Ever since returning home, things have been great and continue to be great! Awesome opportunities are coming and the creative juices are flowing. So, I wanted to share a couple things that are really generating joy from within:
According to our Sages, there are 3 pillars on which the world stands: Torah, Tzedaka (acts of kindness), Tefila (prayer). Tzedaka (charity) being one of the pillars is often spoken about in its redeeming powers. Giving to another one’s earned money is an expression of true kindness.
The reward for Tzedaka is greater than the initial giving, like a tree and fruit coming from a a single seed.

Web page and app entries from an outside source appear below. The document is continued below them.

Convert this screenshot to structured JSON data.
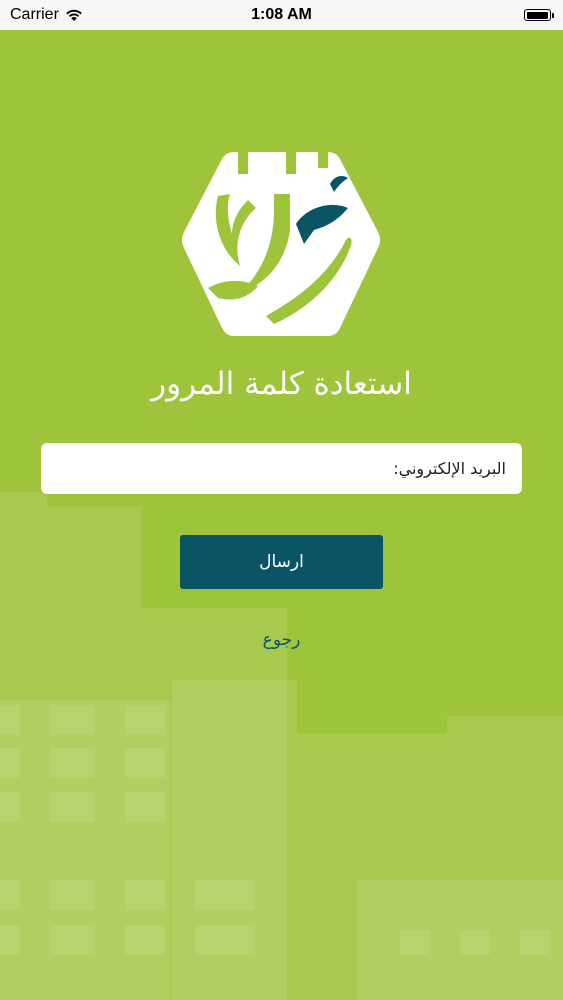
{
  "status_bar": {
    "carrier": "Carrier",
    "time": "1:08 AM"
  },
  "logo": {
    "name": "brand-logo"
  },
  "title": "استعادة كلمة المرور",
  "email": {
    "placeholder": "البريد الإلكتروني:",
    "value": ""
  },
  "send_button": "ارسال",
  "back_link": "رجوع",
  "colors": {
    "background": "#9dc43a",
    "accent": "#0a5565",
    "white": "#ffffff"
  }
}
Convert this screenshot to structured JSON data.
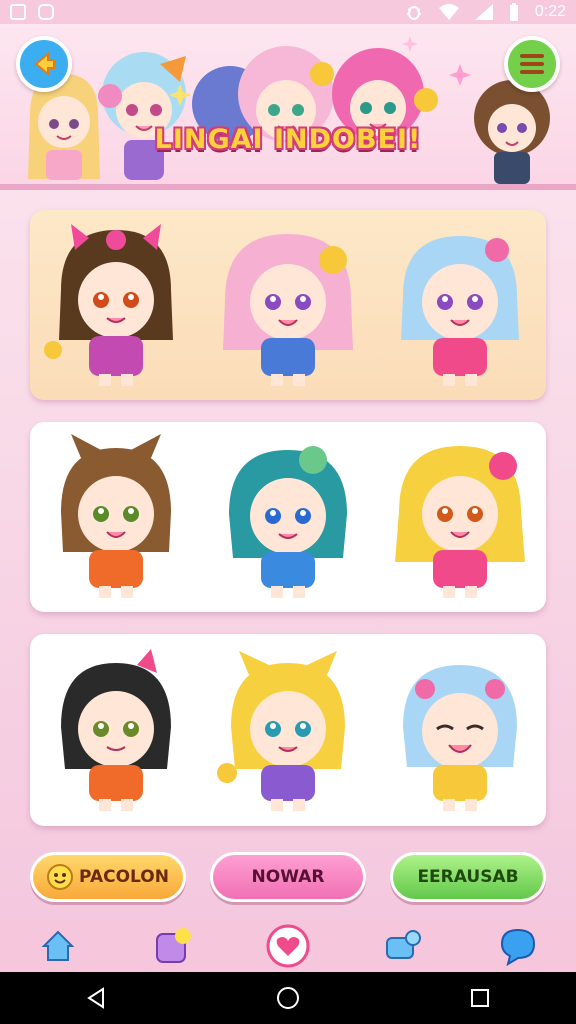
{
  "status_bar": {
    "time": "0:22",
    "icons": [
      "image-icon",
      "app-icon",
      "bug-icon",
      "wifi-icon",
      "signal-icon",
      "battery-icon"
    ]
  },
  "header": {
    "title": "LINGAI INDOBEI!",
    "back_icon": "arrow-left-icon",
    "menu_icon": "hamburger-menu-icon",
    "colors": {
      "back": "#3aaef0",
      "menu": "#74d04a",
      "title": "#ffd23c"
    }
  },
  "sticker_rows": [
    {
      "name": "row-1",
      "stickers": [
        "brunette-bow-girl",
        "pink-hair-girl",
        "blue-hair-girl"
      ]
    },
    {
      "name": "row-2",
      "stickers": [
        "brown-cat-ear-girl",
        "teal-hair-girl",
        "blonde-bow-girl"
      ]
    },
    {
      "name": "row-3",
      "stickers": [
        "black-hair-girl",
        "blonde-cat-ear-girl",
        "light-blue-hair-girl"
      ]
    }
  ],
  "actions": {
    "left_label": "PACOLON",
    "center_label": "NOWAR",
    "right_label": "EERAUSAB"
  },
  "bottom_nav": {
    "items": [
      "home-icon",
      "sticker-icon",
      "heart-icon",
      "message-icon",
      "chat-bubble-icon"
    ]
  },
  "system_nav": {
    "items": [
      "back-triangle-icon",
      "home-circle-icon",
      "recents-square-icon"
    ]
  }
}
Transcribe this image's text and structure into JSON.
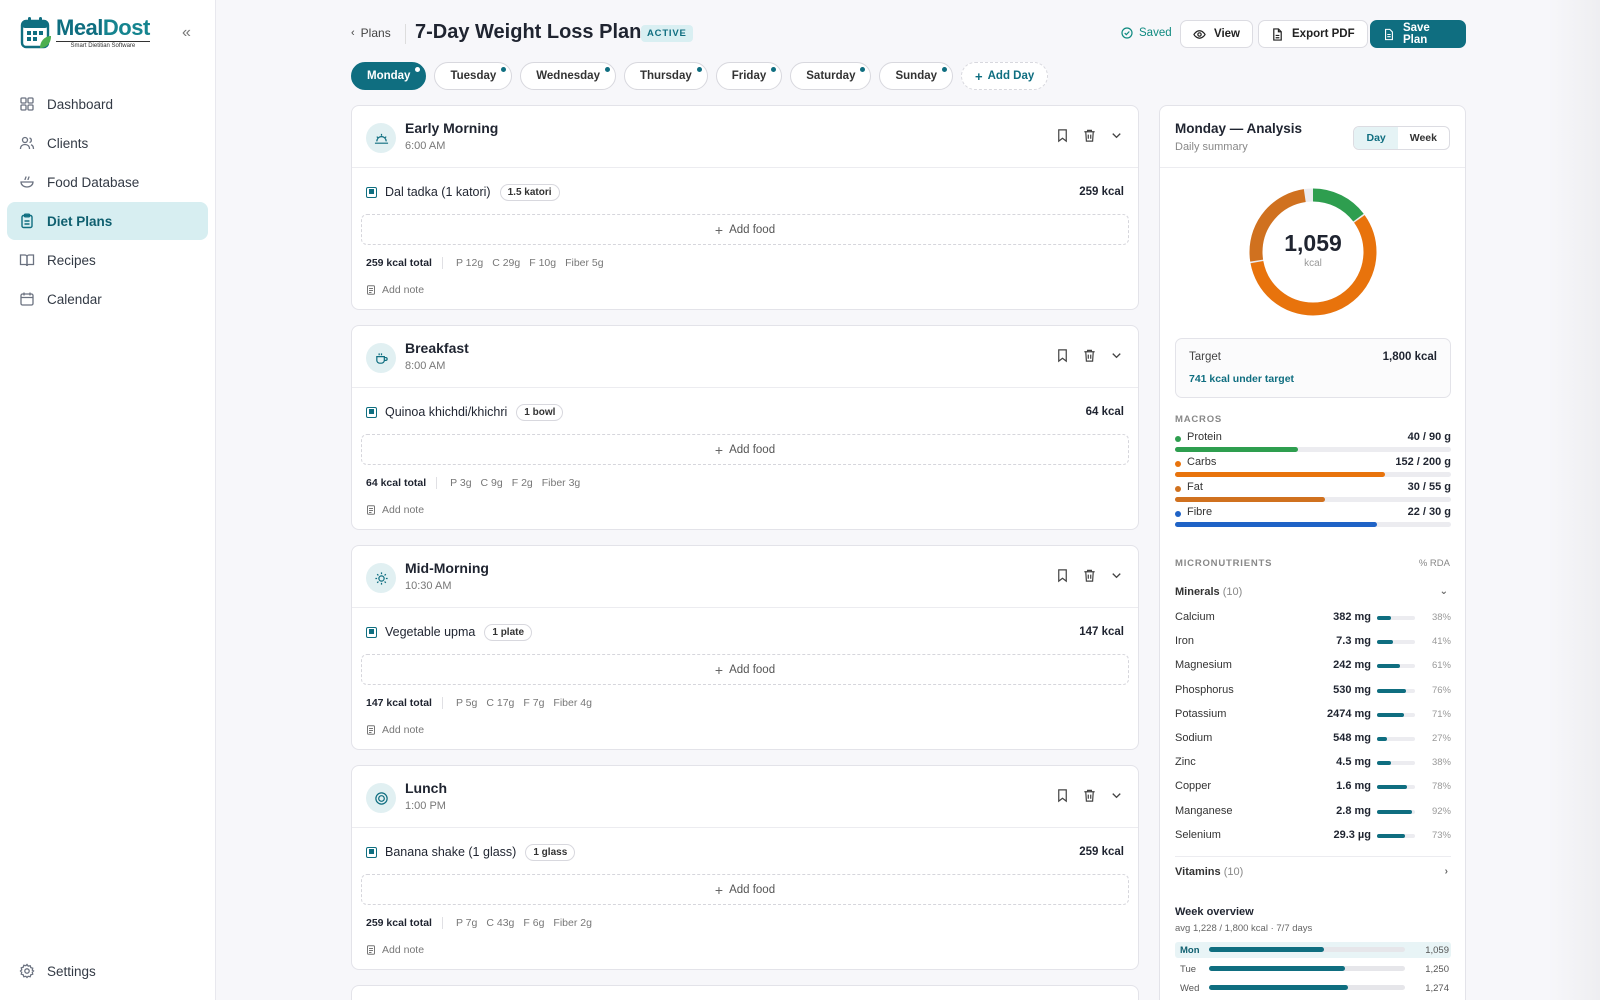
{
  "brand": {
    "name_a": "Meal",
    "name_b": "Dost",
    "tagline": "Smart Dietitian Software"
  },
  "sidebar": {
    "items": [
      {
        "label": "Dashboard",
        "icon": "grid-icon"
      },
      {
        "label": "Clients",
        "icon": "users-icon"
      },
      {
        "label": "Food Database",
        "icon": "bowl-icon"
      },
      {
        "label": "Diet Plans",
        "icon": "clipboard-icon",
        "active": true
      },
      {
        "label": "Recipes",
        "icon": "book-icon"
      },
      {
        "label": "Calendar",
        "icon": "calendar-icon"
      }
    ],
    "settings_label": "Settings"
  },
  "header": {
    "back_label": "Plans",
    "title": "7-Day Weight Loss Plan",
    "status": "ACTIVE",
    "saved_label": "Saved",
    "view_label": "View",
    "export_label": "Export PDF",
    "save_label": "Save Plan"
  },
  "days": [
    "Monday",
    "Tuesday",
    "Wednesday",
    "Thursday",
    "Friday",
    "Saturday",
    "Sunday"
  ],
  "add_day_label": "Add Day",
  "meals": [
    {
      "name": "Early Morning",
      "time": "6:00 AM",
      "food": "Dal tadka (1 katori)",
      "qty": "1.5 katori",
      "kcal": "259 kcal",
      "total": "259 kcal total",
      "p": "P 12g",
      "c": "C 29g",
      "f": "F 10g",
      "fiber": "Fiber 5g"
    },
    {
      "name": "Breakfast",
      "time": "8:00 AM",
      "food": "Quinoa khichdi/khichri",
      "qty": "1 bowl",
      "kcal": "64 kcal",
      "total": "64 kcal total",
      "p": "P 3g",
      "c": "C 9g",
      "f": "F 2g",
      "fiber": "Fiber 3g"
    },
    {
      "name": "Mid-Morning",
      "time": "10:30 AM",
      "food": "Vegetable upma",
      "qty": "1 plate",
      "kcal": "147 kcal",
      "total": "147 kcal total",
      "p": "P 5g",
      "c": "C 17g",
      "f": "F 7g",
      "fiber": "Fiber 4g"
    },
    {
      "name": "Lunch",
      "time": "1:00 PM",
      "food": "Banana shake (1 glass)",
      "qty": "1 glass",
      "kcal": "259 kcal",
      "total": "259 kcal total",
      "p": "P 7g",
      "c": "C 43g",
      "f": "F 6g",
      "fiber": "Fiber 2g"
    }
  ],
  "meal_labels": {
    "add_food": "Add food",
    "add_note": "Add note"
  },
  "analysis": {
    "title": "Monday — Analysis",
    "subtitle": "Daily summary",
    "seg_day": "Day",
    "seg_week": "Week",
    "total_kcal": "1,059",
    "kcal_unit": "kcal",
    "donut_shares": {
      "protein": 0.151,
      "carbs": 0.574,
      "fat": 0.255
    },
    "target_label": "Target",
    "target_value": "1,800 kcal",
    "under_label": "741 kcal under target",
    "macros_label": "MACROS",
    "macros": [
      {
        "name": "Protein",
        "amount": "40 / 90 g",
        "fraction": 0.444,
        "color": "#2e9e4f"
      },
      {
        "name": "Carbs",
        "amount": "152 / 200 g",
        "fraction": 0.76,
        "color": "#e8730c"
      },
      {
        "name": "Fat",
        "amount": "30 / 55 g",
        "fraction": 0.545,
        "color": "#d0711f"
      },
      {
        "name": "Fibre",
        "amount": "22 / 30 g",
        "fraction": 0.733,
        "color": "#1f63c6"
      }
    ],
    "micro_label": "MICRONUTRIENTS",
    "rda_label": "% RDA",
    "minerals_label": "Minerals",
    "minerals_count": "(10)",
    "minerals": [
      {
        "name": "Calcium",
        "amount": "382 mg",
        "pct": "38%",
        "fraction": 0.38
      },
      {
        "name": "Iron",
        "amount": "7.3 mg",
        "pct": "41%",
        "fraction": 0.41
      },
      {
        "name": "Magnesium",
        "amount": "242 mg",
        "pct": "61%",
        "fraction": 0.61
      },
      {
        "name": "Phosphorus",
        "amount": "530 mg",
        "pct": "76%",
        "fraction": 0.76
      },
      {
        "name": "Potassium",
        "amount": "2474 mg",
        "pct": "71%",
        "fraction": 0.71
      },
      {
        "name": "Sodium",
        "amount": "548 mg",
        "pct": "27%",
        "fraction": 0.27
      },
      {
        "name": "Zinc",
        "amount": "4.5 mg",
        "pct": "38%",
        "fraction": 0.38
      },
      {
        "name": "Copper",
        "amount": "1.6 mg",
        "pct": "78%",
        "fraction": 0.78
      },
      {
        "name": "Manganese",
        "amount": "2.8 mg",
        "pct": "92%",
        "fraction": 0.92
      },
      {
        "name": "Selenium",
        "amount": "29.3 µg",
        "pct": "73%",
        "fraction": 0.73
      }
    ],
    "vitamins_label": "Vitamins",
    "vitamins_count": "(10)",
    "week_title": "Week overview",
    "week_sub": "avg 1,228 / 1,800 kcal · 7/7 days",
    "week": [
      {
        "day": "Mon",
        "kcal": "1,059",
        "fraction": 0.588
      },
      {
        "day": "Tue",
        "kcal": "1,250",
        "fraction": 0.694
      },
      {
        "day": "Wed",
        "kcal": "1,274",
        "fraction": 0.708
      }
    ]
  }
}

When you’re truly living in a state of abundance and money (which is energy) flows to you with ease, how would you act with money? We would be excited to give to others! When we’re in a state of joy, we naturally extend and express ourselves outward to others because we are so whole. When a person is feeling grateful and whole, it’s impossible to want anything - wanting implies lack - so the action to do is to give. Giving places the giver into a state of receiving, which is why the reward is greater than the initial giving.
In the past, upon seeing a homeless person, thoughts like, “well, how do I know what they’ll do with the money,” would arise in my head. However, what I have learned is that what they do with the money is not under my control. I am in the position to give, that’s what I can control.
Where they’re at
I met with a business coach this week to gain some strategic advice on building my practice and he shared something that really hit home. It is something I, and I am sure you, have heard before, but it clicked this week; perhaps, as it aligns with the theme of the Hebrew month of Elul: To meet your clients where they are at, then bring them where they need to be. In Elul, there is a metaphor that addresses exactly that approach. Namely, the King is in the field. Whereas when a king is in his palace, in his regal garb, and met only by those of high position, when the king is in the field he is approachable to all - so long as the person desires to meet him. When the king is in the field, he comes to the level of which everyone can understand him ie he meets them where they are at, the field. Then, the king makes his way back to the city and his palace which alludes to ‘bringing them where they need to be.’ This lesson provided great assistance in how I can improve my business and attract clients.
Also, I received a very generous email from a reader last week about how, “although [she’s] not Jewish [she]… will be reflecting and creating a vision for next year.” Even though I may use concepts and ideas from Judaism, I hope these messages reach all who need to hear it. The King in the field is also reflected in meditation and taking time to be with yourself. When we take time to simply be present and allow what needs to be looked at - internally the thoughts and sensations - without distracting ourselves with technology, food, bodily urges, and the various other types of distractions, this is the King meeting us where we’re at, healing us as we make the space to allow the healing to occur. If there is something, an experience, or a topic you seem to keep thinking about recently, make some time this weekend to sit with it and listen objectively (On Meditation & Equanimity) with your eyes closed.
Then, if you’d like, let me know how it goes!